Ongoing research and new manufacturing techniques have enabled several Spiral Antenna advancements, including:
- 3D printing technology allows complex spiral structures to be built with precision.
- New materials like liquid crystals and metamaterials are being used to enable frequency reconfigurability.
- Stacked and circular array spirals provide higher gain.
- Flexible spirals fabricated on textiles using conductive inks provide wearability.
- Chip-scale spirals integrated on silicon wafers using MEMS facilitate mmWave applications.
- Fractal geometries like Hilbert curves give self-similar spirals with miniaturization benefits.
- The addition of lumped elements can reduce size while maintaining wideband performance.
In summary, the innovative spiral shape gives antennas wide frequency bandwidth in a compact footprint, making Spiral Antennas advantageous for many wireless applications and an area of continued research and development.
Frequently Asked Questions about Power Electronics
A spiral antenna is an antenna that utilizes a spiral design to radiate and receive radio waves over a wide frequency range. The spiral shape gives it a frequency independent performance.
It works by creating a continuum of wavelengths as waves travel along its spiral arms. The varying arm lengths emit or receive different wavelengths.
Common types are Archimedean, equiangular, conical, frequency independent, and cavity-backed spiral antennas. Each has variations in design to tailor performance.
Key properties include wideband frequency response, compact size, circular polarization generation, stable radiation patterns, and lightweight design.
Software simulation and spiral antenna calculators are used to model parameters like impedance, gain, polarization and radiation patterns to optimize the antenna design.
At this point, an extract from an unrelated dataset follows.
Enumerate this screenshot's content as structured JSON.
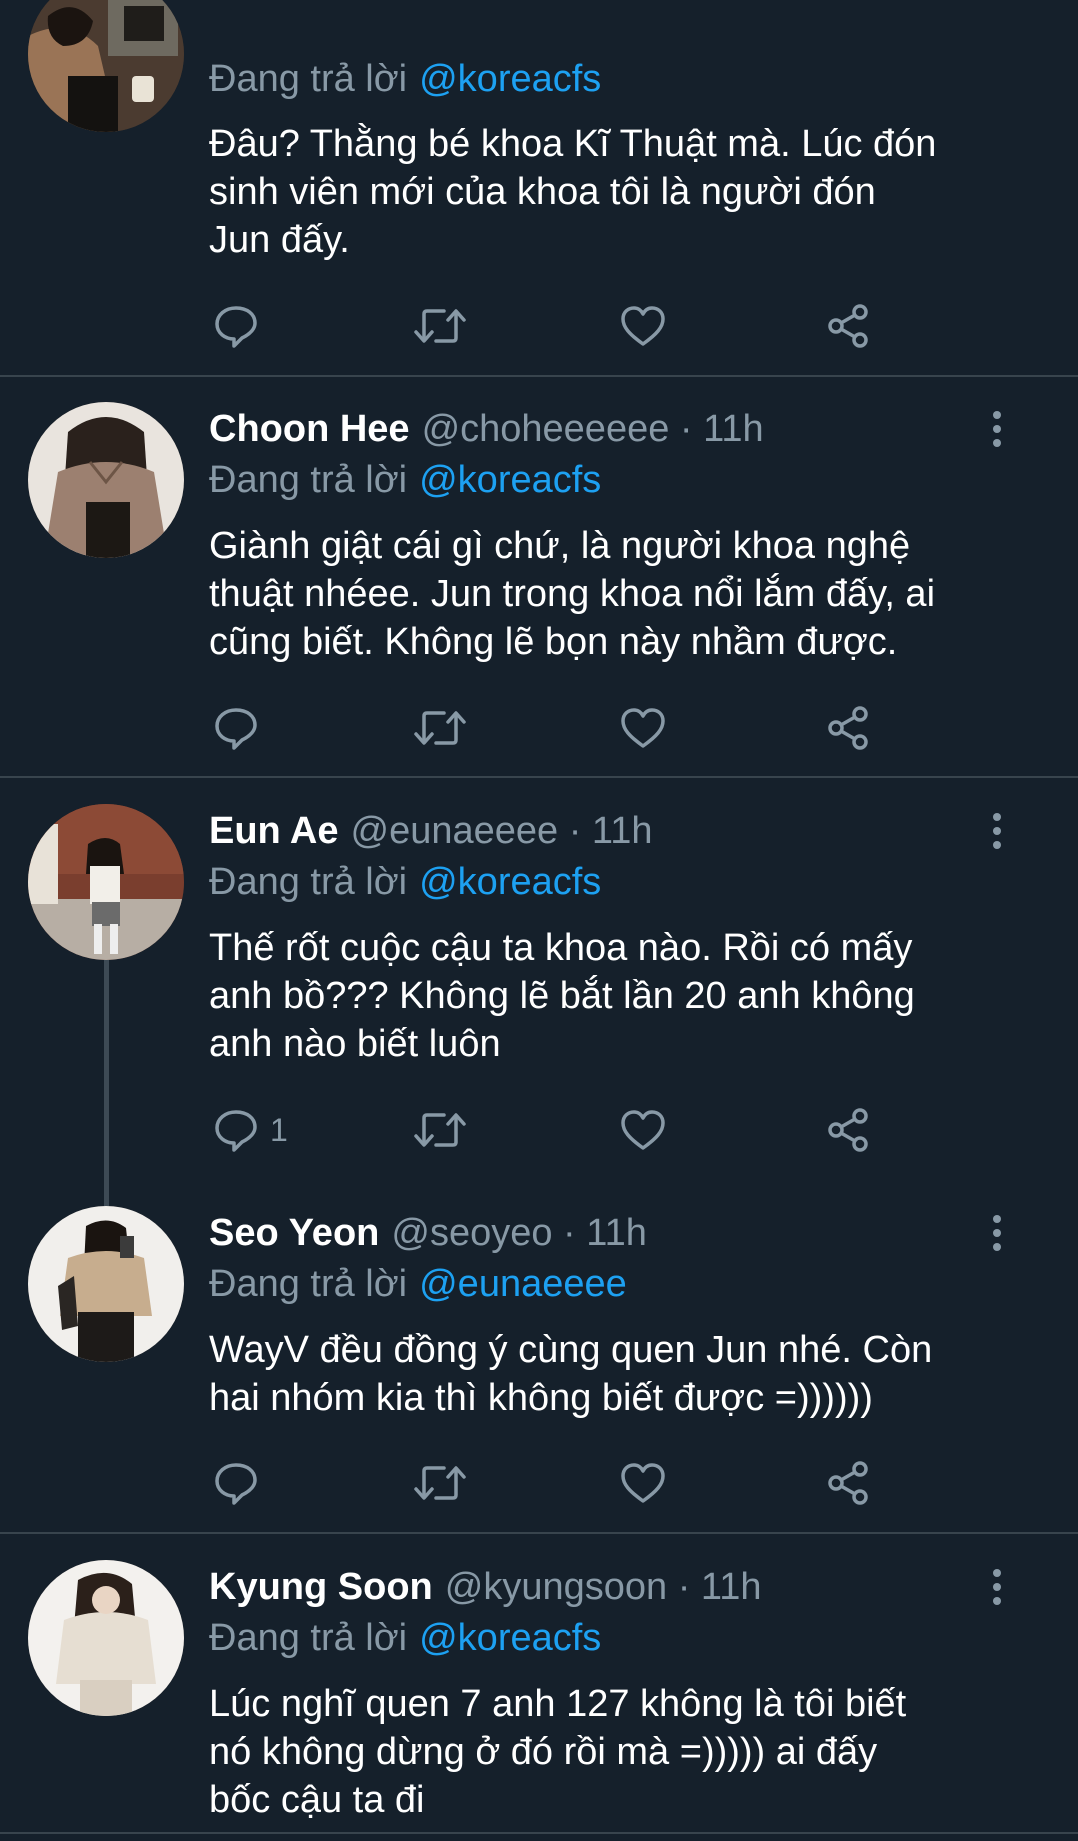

Key factors are number of turns, spiral pitch angle, arm width and spacing, feed techniques used, and the antenna substrate materials.